When asked what Lowe’s all-time favorite original song is, he replied, “it’s ‘Last Call.’ It really speaks to my truth of what I care about and where I am from, which is North Dakota. It’s a completely honest song. I worked so hard on the song.” He also said how amazing it was for him to recently play in the very bar the song is about. His 12-year-old daughter, Rose, went on the small tour with him and sold CDs at this venue. With humor, he said, “my other favorite song is the song that I am working on now. I always think I’m writing my greatest song.”
As for when his interest in music began, “I started with the electric guitar and I wanted to play the rock blues when I was a Junior in high school,” he said. His musical influences, aka “the usual suspects from the late 1960s and early 1970s” are Eric Clapton, the Allman Brothers, and Deep Purple. He was also in a few college rock bands. After graduating, Lowe stopped playing in bands and focused on his acting and theater career in Manhattan. He’s known for playing a recurring role as Dr. Jerry on the “Guiding Light” soap opera for seven years, from 1988 to 1995. He also played a boy on “All My Children” for six weeks. “I was always auditioning for contract roles and I was involved in several off-off Broadway shows,” he added. He was a music teacher as well.
Needing a change of pace and wanting to start a family, it wasn’t until Lowe moved to Sherman 16 years ago with his wife, Mary Ann, that he began to play music for an audience again. “I used my guitar a little with theater companies and comedy troops, and I always played personally. It just wasn’t until 2007 when I began to play my music publicly,” he said.
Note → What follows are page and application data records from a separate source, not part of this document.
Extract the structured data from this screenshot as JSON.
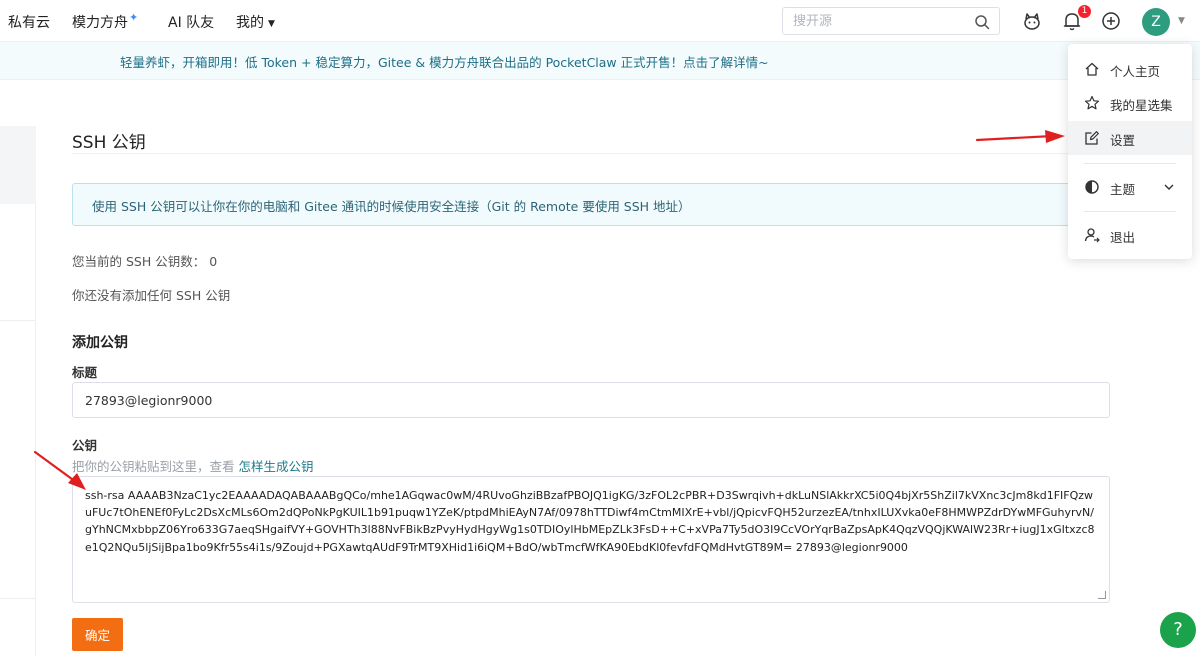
{
  "nav": {
    "brand": "私有云",
    "items": [
      "模力方舟",
      "AI 队友",
      "我的"
    ],
    "search_placeholder": "搜开源",
    "notification_count": "1",
    "avatar_letter": "Z"
  },
  "announcement": "轻量养虾，开箱即用！低 Token + 稳定算力，Gitee & 模力方舟联合出品的 PocketClaw 正式开售！点击了解详情~",
  "page": {
    "title": "SSH 公钥",
    "info": "使用 SSH 公钥可以让你在你的电脑和 Gitee 通讯的时候使用安全连接（Git 的 Remote 要使用 SSH 地址）",
    "count_label": "您当前的 SSH 公钥数：",
    "count_value": "0",
    "empty": "你还没有添加任何 SSH 公钥",
    "add_heading": "添加公钥",
    "title_label": "标题",
    "title_value": "27893@legionr9000",
    "key_label": "公钥",
    "key_hint": "把你的公钥粘贴到这里，查看 ",
    "key_hint_link": "怎样生成公钥",
    "key_value": "ssh-rsa AAAAB3NzaC1yc2EAAAADAQABAAABgQCo/mhe1AGqwac0wM/4RUvoGhziBBzafPBOJQ1igKG/3zFOL2cPBR+D3Swrqivh+dkLuNSlAkkrXC5i0Q4bjXr5ShZil7kVXnc3cJm8kd1FIFQzwuFUc7tOhENEf0FyLc2DsXcMLs6Om2dQPoNkPgKUIL1b91puqw1YZeK/ptpdMhiEAyN7Af/0978hTTDiwf4mCtmMIXrE+vbl/jQpicvFQH52urzezEA/tnhxILUXvka0eF8HMWPZdrDYwMFGuhyrvN/gYhNCMxbbpZ06Yro633G7aeqSHgaifVY+GOVHTh3l88NvFBikBzPvyHydHgyWg1s0TDIOylHbMEpZLk3FsD++C+xVPa7Ty5dO3I9CcVOrYqrBaZpsApK4QqzVQQjKWAlW23Rr+iugJ1xGItxzc8e1Q2NQu5ljSijBpa1bo9Kfr55s4i1s/9Zoujd+PGXawtqAUdF9TrMT9XHid1i6iQM+BdO/wbTmcfWfKA90EbdKl0fevfdFQMdHvtGT89M= 27893@legionr9000",
    "confirm": "确定"
  },
  "menu": {
    "items": [
      "个人主页",
      "我的星选集",
      "设置",
      "主题",
      "退出"
    ]
  },
  "help": "?",
  "colors": {
    "accent": "#f36d12",
    "avatar": "#2d9c7f",
    "arrow": "#e02020"
  }
}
As for writing and composing original music, Lowe did this ever since he began playing guitar and never really stopped. “I started writing songs from almost the time I learned to play a few chords,” he said. He never sold a song. However, several musicians in the Greater Hudson Valley perform renditions of his music. “My writing is a form of self-expression and is my way of relaxing. Songwriting comes naturally to me whenever I’m playing my guitar,” he shared.
Lowe showcases his music and writing talents in other ways, too. He wrote the scripts for the last three “Songs to Symphony” shows for the Sherman School with music teacher Steve Trinchillo, and wrote a play about the Civil War for the Sherman Chamber Ensemble. He also wrote two off-off Broadway shows entitled “Drying Out” and “Another Fine Mess.” Currently, he is collaborating with his wife of 19 years, they’ve been together for 26 years, who is also a choreographer and dancer, and they’re writing a play together entitled “Long Way Far.” One of his songs, “Donna Reed,” is dedicated to Mary Ann. With a smile, he revealed her catchphrase, “you didn’t marry Donna Reed, I’m sorry.”
Don Lowe’s upcoming performances: Most Fridays at Amore Restaurant, 6:30 p.m. to 9 p.m.; April 8 and April 30 at 850 Degrees Wood Fired Restaurant, 7 p.m. to 9:30 p.m., Ridgefield; April 16 at Pawling Tavern, 9 p.m. to midnight; April 17 at Voices of Pawling, a WPWL fundraiser, noon to 3 p.m.; and May 14 at Merryall Community Arts Center, 8 p.m. in New Milford. For more information, visit: www.donlowesongs.com
Story and profile photos are by Alicia Sakal. Originally written for Town Tribune, April 7 Edition. Family photos are contributed.